By Margaret Canning

Northern Ireland people and business are at a serious disadvantage as Brexit looms without a functioning administration, it has been claimed.

Ahead of a dinner last night with Secretary of State James Brokenshire, Pinsent Masons partner Guy Loughey said a hard exit from the EU was looking increasingly likely.

Mr Loughey, head of Brexit advisory at the international practice, which has a large office in Belfast, warned that the absence of a devolved government put the province at risk of significant disadvantage.

Northern Ireland has been tipped as the region with the most to lose from a hard Brexit because it is the only part of the UK that shares a border with an EU country.

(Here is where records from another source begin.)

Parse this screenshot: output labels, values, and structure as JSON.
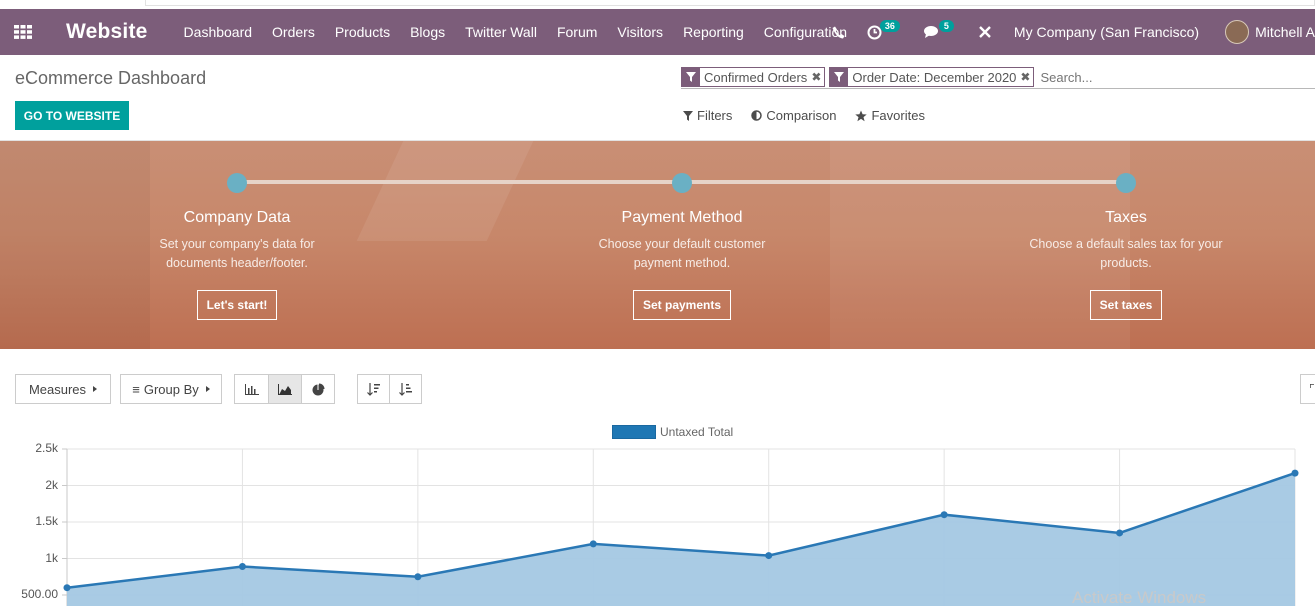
{
  "navbar": {
    "app_name": "Website",
    "menu": [
      "Dashboard",
      "Orders",
      "Products",
      "Blogs",
      "Twitter Wall",
      "Forum",
      "Visitors",
      "Reporting",
      "Configuration"
    ],
    "activity_count": "36",
    "message_count": "5",
    "company": "My Company (San Francisco)",
    "user": "Mitchell A"
  },
  "control_panel": {
    "breadcrumb": "eCommerce Dashboard",
    "go_button": "GO TO WEBSITE",
    "facets": [
      "Confirmed Orders",
      "Order Date: December 2020"
    ],
    "search_placeholder": "Search...",
    "options": [
      "Filters",
      "Comparison",
      "Favorites"
    ]
  },
  "onboarding": {
    "steps": [
      {
        "title": "Company Data",
        "desc1": "Set your company's data for",
        "desc2": "documents header/footer.",
        "button": "Let's start!"
      },
      {
        "title": "Payment Method",
        "desc1": "Choose your default customer",
        "desc2": "payment method.",
        "button": "Set payments"
      },
      {
        "title": "Taxes",
        "desc1": "Choose a default sales tax for your",
        "desc2": "products.",
        "button": "Set taxes"
      }
    ]
  },
  "graph_toolbar": {
    "measures": "Measures",
    "group_by": "Group By"
  },
  "watermark": "Activate Windows",
  "chart_data": {
    "type": "area",
    "series": [
      {
        "name": "Untaxed Total",
        "values": [
          600,
          890,
          750,
          1200,
          1040,
          1600,
          1350,
          2170
        ]
      }
    ],
    "x": [
      0,
      1,
      2,
      3,
      4,
      5,
      6,
      7
    ],
    "y_ticks": [
      "2.5k",
      "2k",
      "1.5k",
      "1k",
      "500.00"
    ],
    "ylim": [
      500,
      2500
    ],
    "grid": true,
    "legend": "top",
    "colors": {
      "line": "#2a78b5",
      "fill": "#a4c8e3"
    }
  }
}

Mr Loughey dismissed hopes that any part of the UK, including Northern Ireland, could retain access to elements of the EU after quitting the bloc.

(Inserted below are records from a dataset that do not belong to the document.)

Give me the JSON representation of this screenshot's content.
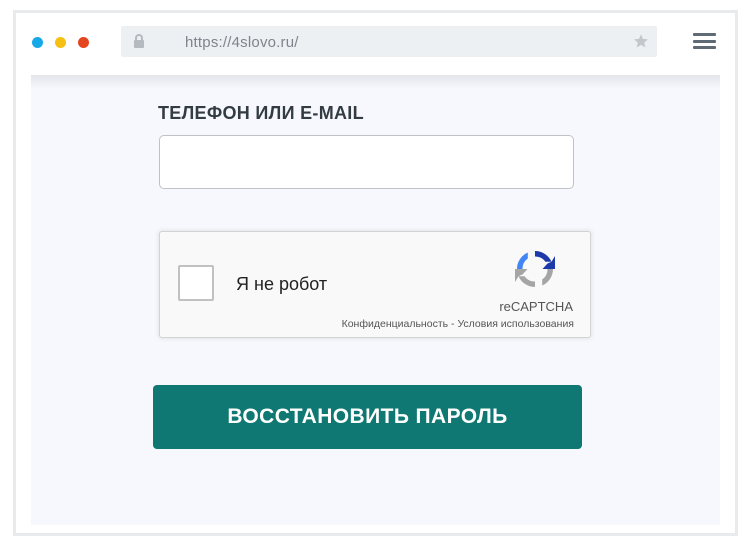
{
  "browser": {
    "url": "https://4slovo.ru/",
    "colors": {
      "dot_blue": "#16a9e8",
      "dot_yellow": "#f6c013",
      "dot_red": "#e3461f"
    },
    "icons": [
      "lock-icon",
      "star-icon",
      "hamburger-menu-icon"
    ]
  },
  "form": {
    "field_label": "ТЕЛЕФОН ИЛИ E-MAIL",
    "field_value": "",
    "captcha": {
      "checkbox_label": "Я не робот",
      "brand": "reCAPTCHA",
      "privacy_link": "Конфиденциальность",
      "separator": "-",
      "terms_link": "Условия использования"
    },
    "submit_label": "ВОССТАНОВИТЬ ПАРОЛЬ",
    "accent_color": "#0f7872"
  }
}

"It's not feasible for certain sectors or parts of the UK, such as Northern Ireland, to stay in the single market," he said.

He also confirmed that his company was advising its corporate clients on a number of scenarios that could emerge after Prime Minister Theresa May triggers Article 50, which she has said she will activate before the end of march.

"Our clients are carrying out wargames based on the possibilities," Mr Loughey said.

The Pinsent Masons partner stressed that Northern Ireland's fate was a not strong priority for central government, with each separate region instead having its own priorities.

"There is a huge amount of work to be done to ensure that when negotiations take place, there is sufficient thought given to the specific circumstances of Northern Ireland," he said, adding that the crisis in power-sharing was coming at a time when "politicians need to engage closely with Westminster to assure they have sufficient input".

The firm has launched an artificial intelligence system to help clients identify Brexit-related risk in existing portfolios, address the risk in future contracts and make more strategic decisions.

Mr Loughey said: "Brexit has created huge uncertainty, disrupting business of all shapes and sizes. But that disruption also creates an opportunity for business advisors willing to invest and innovate.

"Unprecedented challenges call for new thinking. That's why we have looked beyond traditional models with concepts such as crowd-sourcing and artificial intelligence."

Belfast Telegraph